Aug 17, 2009

Fixing it

The top of the water was warm. On the surface, for five or six inches where the sun struck, the pond water was warm and clear and Josiah could see right through it. He could see little air bubbles, like little exhales rising up towards the sun, and he could see bits of waving weed and floating, watery fur. Deeper was darker. And green, greener. The water went cold where it was murky, and he gasped as he went down.

He shouldn't of had to do this. This wasn't his job, his problem, what he should of had to fix. But there had been a fight about responsibility and blame where the one adult accused the other and the other said it should of been fixed before it got to here where it was a problem and the first one said yah well you know so much how come she got pregnant? and so he had yelled at them that he'd fucking fix it.

He said that word and his mother gasped his name, Josiah. But they'd all been thinking it.

The pressure built in his head as he swam down. The water was all dark, and green and thick, and got thicker and then the color was deeper and the light was only a few faint slanting shafts and a shadow on the side of the seaweed that slowly waved. The bottom was muddy. The water was murky with mud and the bottom was muck. The pond bottom was covered in six or so inches of it, rotted silt and sucking mud that stuck to the bag he grabbed. He touched down and kicked off, taking the bag back up with him. It was limp now. And heavy. He went back up towards the sun, towards the green light that wavered in the water. He exhaled and the bubbles surrounded his face and filled with the light, inflating with it and rushing up to the air to explode and pop and escape into nothing.

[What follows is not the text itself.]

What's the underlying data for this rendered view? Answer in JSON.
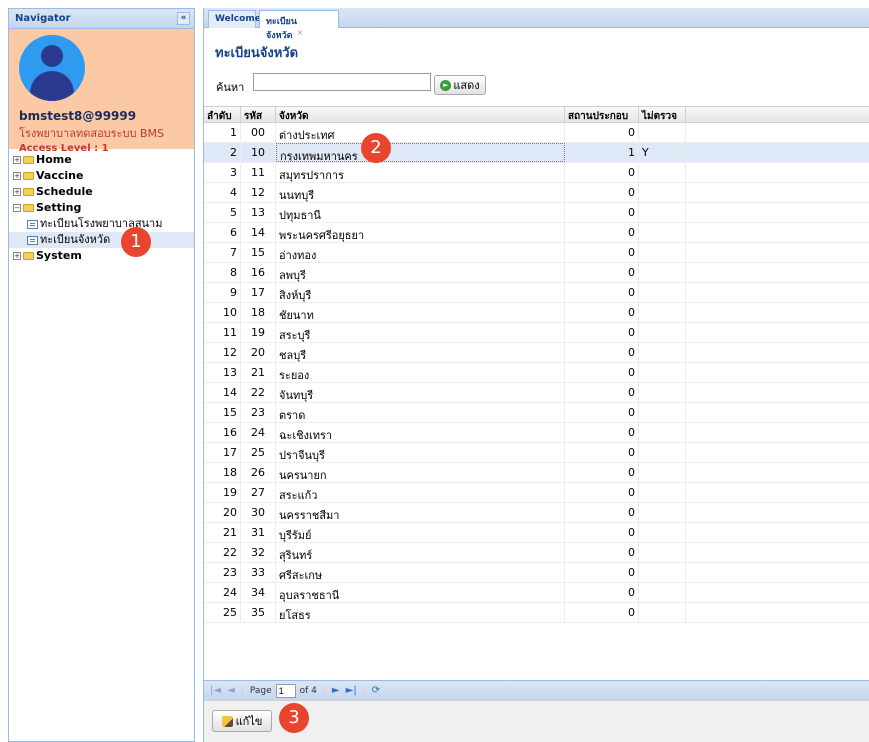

He followed the bubbles up from the bottom and sucked in air when he came up out of the pond. His hair was wet in his face. He shook his head and wiped the pond water out of his eyes and came out, carrying the pillowcase bag. It was heavy now. The rock in the bottom and the bodies were still, soaked and still, stiff with their tiny lungs full of water. He dropped the bag. He didn't want to open it, but also he did. He felt somebody should. Somebody should look it in the face if it had to be done. And so he opened the bag and looked at the kittens that looked liked they were crying when they died. Their fur was matted and bunched up, wet, like laundry that hadn't been wrung. They were all very small. Their eyes and mouths were all open.

It's stupid, he thought. It's stupid that this has to be fixed. Then he went to get the shovel from the garage.